It's a bleak Thursday night in February as I arrived at the set of David Tennant's new movie, Mad To Be Normal.
In the twilight gloom of East Yorkshire, star trailers were being packed up and hauled off site, while the office of RD Laing had enjoyed its last close up.
David Tennant as RD Laing in Mad To Be Normal. Photo: Paul Stephenson.
Laing was a Scottish psychiatrist who wrote extensively about mental illness, especially the experience of psychosis. I was keen to find out more about the man who had piqued Tennant's interest, and compelled writer/director Robert Mullan to make a film about his work at Kingsley Hall, East London in the 1960s.
First stop was Laing's office set where I chatted to producer Phin Glynn.
How hard or easy was it to get a cast like David Tennant and Elisabeth Moss?
"Well the first thing that David said when the project was put to him was that he had always be fascinated by Ronnie (Laing) and he had always been drawn to the idea of playing Ronnie Laing. So it was a role that he had on the cusp of his mind even though he had never expressed it to anyone. When it crossed his desk it was something that immediately stood out. And then after you've cast someone like David, I think it opens a lot of doors."
Producer Phin Glynn. Photo: Roger Crow
"We got Elisabeth cast rather soon afterwards; Lizzie's a rather public fan of David's, so that sort of smoothed that part, then we got very lucky with Michael (Gambon). Then we got even luckier when we were able to add to that with Gabriel (Byrne), so it all came together rather magically, as it does sometimes. Then a lot of the other cast followed, David Bamber and Olivia Poulet. A lot of other wonderful, wonderful actors."
Having interrupted an episode of Pointless, I had a chat with the cast and asked about their characters.
Jerome Holder, director Robert Mullan, Adam Paul Harvey, James Utechin, Tom Richards, Lucie Glynn. Photo: Roger Crow
"My character is called Joan Walker. She's borderline catatonic schizophrenic, so she's almost immobile. She has periods of manicness and hyperactivity."
"She's unpredictable and a very childlike character. She's always clutching a teddy bear, sucking her thumb and resorting to a childlike state. Very fun to play. I really enjoyed it."
"I'm playing a guy called Sam who's a longer term resident at Kingsley Hall. He's essentially a mute. Bob (the director) gave me this bit of string to do whatever I want with, so I've used that to convey tension, or if I'm angry... Because I'm not using my words at all.
That's a lot of fun because i'm from a stage background and that gives me a lot of stuff to do with my face, sort of darting back and forth... if the camera's picking any of that up, which I think it is."
String theory of everything - James Utechin - Mad To Be Normal. Photo: Paul Stephenson
"My character's name is John Holding. In the film it's classified as him having catatonic schizophrenia, but noone ever really knows why he's going through what he's going through.
"He goes through electro convulsive therapy, so that sort of renders his personality void. He doesn't really say much but he breaks through at the end, eventually."

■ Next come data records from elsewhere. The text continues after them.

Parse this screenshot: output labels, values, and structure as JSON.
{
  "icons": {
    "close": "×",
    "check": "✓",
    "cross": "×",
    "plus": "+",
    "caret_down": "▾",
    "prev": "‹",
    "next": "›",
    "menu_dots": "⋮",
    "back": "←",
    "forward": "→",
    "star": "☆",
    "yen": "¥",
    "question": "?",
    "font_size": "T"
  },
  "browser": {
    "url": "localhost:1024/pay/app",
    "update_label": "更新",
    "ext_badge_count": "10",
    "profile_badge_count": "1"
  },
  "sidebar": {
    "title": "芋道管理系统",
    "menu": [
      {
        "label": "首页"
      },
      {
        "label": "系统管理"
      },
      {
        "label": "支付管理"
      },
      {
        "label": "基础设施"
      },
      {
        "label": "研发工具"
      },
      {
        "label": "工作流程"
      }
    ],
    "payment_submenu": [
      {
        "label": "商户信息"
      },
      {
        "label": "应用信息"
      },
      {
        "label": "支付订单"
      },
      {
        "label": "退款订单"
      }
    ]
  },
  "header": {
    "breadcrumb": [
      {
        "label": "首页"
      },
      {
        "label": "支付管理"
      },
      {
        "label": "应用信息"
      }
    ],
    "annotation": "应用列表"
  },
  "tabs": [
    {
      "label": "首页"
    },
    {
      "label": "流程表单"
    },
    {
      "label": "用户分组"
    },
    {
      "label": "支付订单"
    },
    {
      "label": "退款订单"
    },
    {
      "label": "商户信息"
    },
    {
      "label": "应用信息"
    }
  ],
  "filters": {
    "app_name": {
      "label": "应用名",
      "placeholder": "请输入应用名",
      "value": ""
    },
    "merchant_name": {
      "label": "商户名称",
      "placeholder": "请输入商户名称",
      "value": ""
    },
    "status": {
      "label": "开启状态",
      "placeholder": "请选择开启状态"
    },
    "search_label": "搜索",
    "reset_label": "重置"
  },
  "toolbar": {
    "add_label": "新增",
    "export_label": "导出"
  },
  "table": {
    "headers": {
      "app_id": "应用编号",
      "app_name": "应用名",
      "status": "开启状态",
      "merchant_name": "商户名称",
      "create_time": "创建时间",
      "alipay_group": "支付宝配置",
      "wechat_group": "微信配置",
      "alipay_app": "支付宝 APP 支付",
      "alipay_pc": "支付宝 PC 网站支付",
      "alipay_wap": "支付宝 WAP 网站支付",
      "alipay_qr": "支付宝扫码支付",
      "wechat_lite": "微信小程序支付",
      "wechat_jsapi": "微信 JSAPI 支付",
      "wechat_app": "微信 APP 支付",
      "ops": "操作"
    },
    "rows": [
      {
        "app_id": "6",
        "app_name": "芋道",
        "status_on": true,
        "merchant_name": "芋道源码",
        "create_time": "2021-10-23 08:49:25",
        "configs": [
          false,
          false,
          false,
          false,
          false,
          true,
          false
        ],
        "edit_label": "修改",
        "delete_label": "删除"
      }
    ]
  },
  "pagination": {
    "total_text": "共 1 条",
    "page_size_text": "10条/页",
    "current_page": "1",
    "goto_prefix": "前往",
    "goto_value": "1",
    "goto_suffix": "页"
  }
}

Adam Paul Harvey
"I play a guy called Dr Paul Zemmell, and Paul is the right hand man to RD Laing. He's the guy actually running the show while Laing's going off being drunk and famous and having a really good time, and is actually the one putting in the work and face to face with all the patients, taking all the stress, without any of the fame. He's essentially one of the only sane people there, including Laing."
"I'm playing Raymond, who is suffering from drug induced psychosis, but I think he probably had kind of incipient schizophrenic tendencies anyway which have been triggered by that more than anything. He has grandiose delusions; he thinks he's Jesus.
"He's ultimately a very gentle man who's just very frightened basically but can as a result be intimidating; (he) acts pretty strangely in a lot of ways which people can understandably be threatened by."
The man responsible for getting this film off the ground is writer/director Robert Mullan. So why make a film about RD Laing?
"I was interested in psychiatry from a very youthful age because of family experiences and then when I went to university to study psychology, I read the books of RD Laing and then when I became a film maker, first a documentary film maker and feature film maker, I always wanted to write about Ronnie Laing, and that's what happened."
Mad To Be Normal. Photo: Paul Stephenson
"And why I'm interested, because he was a revolutionary figure. Most people these days, if they have some kind of psycho neurotic or psychotic illness, depressive illness, are given highly toxic medication. Some get better, some don't. And what he tried to do was utterly different. He just said 'Leave people alone. Give them somewhere safe to stay and you never know. They might get better.' "
With thanks to the cast and crew of Mad To Be Normal for their help with this blog post. Longer interviews can be found here